The Martha’s Vineyard Commission considered a height upgrade and other enhancements to a West Tisbury cell tower during its weekly meeting Thursday. Kimberly Revak, a representative for AT&T and American Tower, came before the commission for a hearing on the proposed enhancements.
DRI coordinator Alex Elvin told the commission the tower was “about” 65 feet tall and situated in a fenced compound.
The height change would exceed the previous DRI approval, Elvin said. Elvin said both AT&T and Verizon would utilize the tower.
Revak told the commission that under FCC regulations, the tower measurement worked out to 60 feet.
Revak said the goal was to add 15 feet, and bring the tower to 75 feet tall. This extension of height, she explained, was permissible under FCC regulations.
Commissioner Doug Sederholm, who served as hearing officer, was unsure if Revak’s calculations for height matched the relevant regulations, but accepted her position for the record.
At issue was whether the augmentation of the tower height, in addition to the installation of a new antenna, a generator, and a walk-in cabinet constituted a “substantial change” that would necessitate further review by the commission.
Revak said the proposal could have lawfully called for a higher extension, but that wasn’t necessary based on the coverage needs that were being addressed.
MVC documents describe the tower as a “stealth monopole” or “monopine,” essentially a tower camouflaged as a tree.
“The current tower has shed a fair amount of plastic waste into the environment, both inside and outside the fenced-in compound,” Elvin said. “It looks like a lot of the branches on top have fallen off.”
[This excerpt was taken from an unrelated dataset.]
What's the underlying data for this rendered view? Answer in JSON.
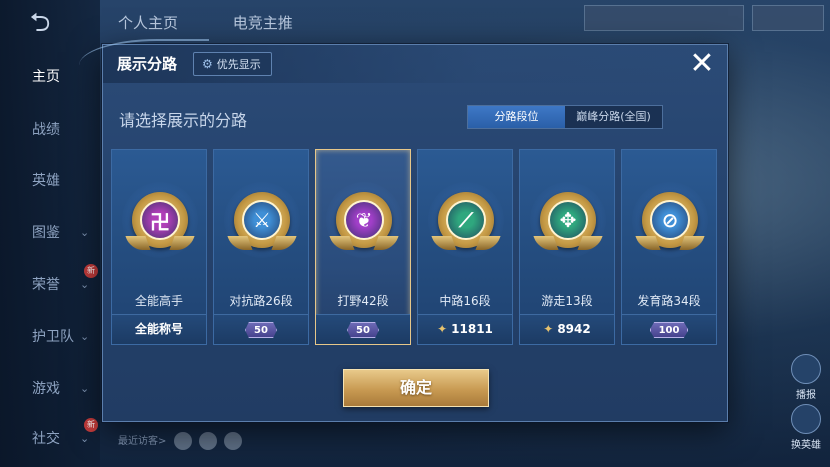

Elvin said the applicant offered to clean up the plastic litter.
Revak said most monopines get branch replacement every five years.
“So in this case they’re obviously behind,” Revak said. “The answer they had to that was obviously COVID, and things like that just delayed them. They couldn’t get out there as soon as they were supposed to. You know, tackle that for what it’s worth, but maintenance — replacing of those branches is a typical part of the maintenance of the tower itself.”
“I highly doubt there’s any potential for a maintenance plan to collect those branches as they get scattered out through the woods,” Commission Ben Robinson said. “You would have to go check after every windstorm, and that’s just totally unfeasible to do. And what we’re considering is just a constant replenishing of plastic. What happens to the plastic that they collect? It just goes into the waste stream. What happens to the bit of plastic they don’t collect — they just live in the natural environment, close to our pond. Why would you consider continuing with this plastic shielding? It doesn’t look like a real tree. If we want to have cell phones, let’s live with the fact that we need cell towers.”
Robinson asked if West Tisbury town officials had weighed in on the plastic waste. Elvin said the town hadn’t, but abutters had provided correspondence “that does point out potential environmental impacts.”
MVC chair Joan Malkin asked Revak if the MVC and the town of West Tisbury wanted the plastic branches removed, if that would trigger a redesign of the tower.
“They would simply just remove them,” Revak said.
Whether that would be a request from the MVC or from West Tisbury was something Malkin thought could be addressed at the deliberation stage of the application.
West Tisbury ZBA chair Larry Shubert, speaking personally as opposed to for his board, said he supported keeping the tree-like look of the tower, because from certain points of view of the area it masks the presence of telecommunications infrastructure.
Neighbor Scott McIsaac said he opposed the height increase, and also said he thought such an increase violated conditions placed on the tower by West Tisbury.
Elvin said the proposed generator would activate automatically during an outage, and once a week for 20 minutes for maintenance. Elvin said the applicant was asked to consider a battery option as opposed to a generator, but wasn’t responsive to that request except to say it couldn’t be considered.
Sederholm made it clear time was of the essence for the commission, and that it seemed unlikely the commission would be able to do anything more than place conditions on the project. He noted if the commission doesn’t wrap things up by Dec. 20, the project will automatically be approved. He suggested addressing the conditions of the shedding plastic and of the project’s carbon footprint from the generator. Sederholm closed the hearing and left the written record open.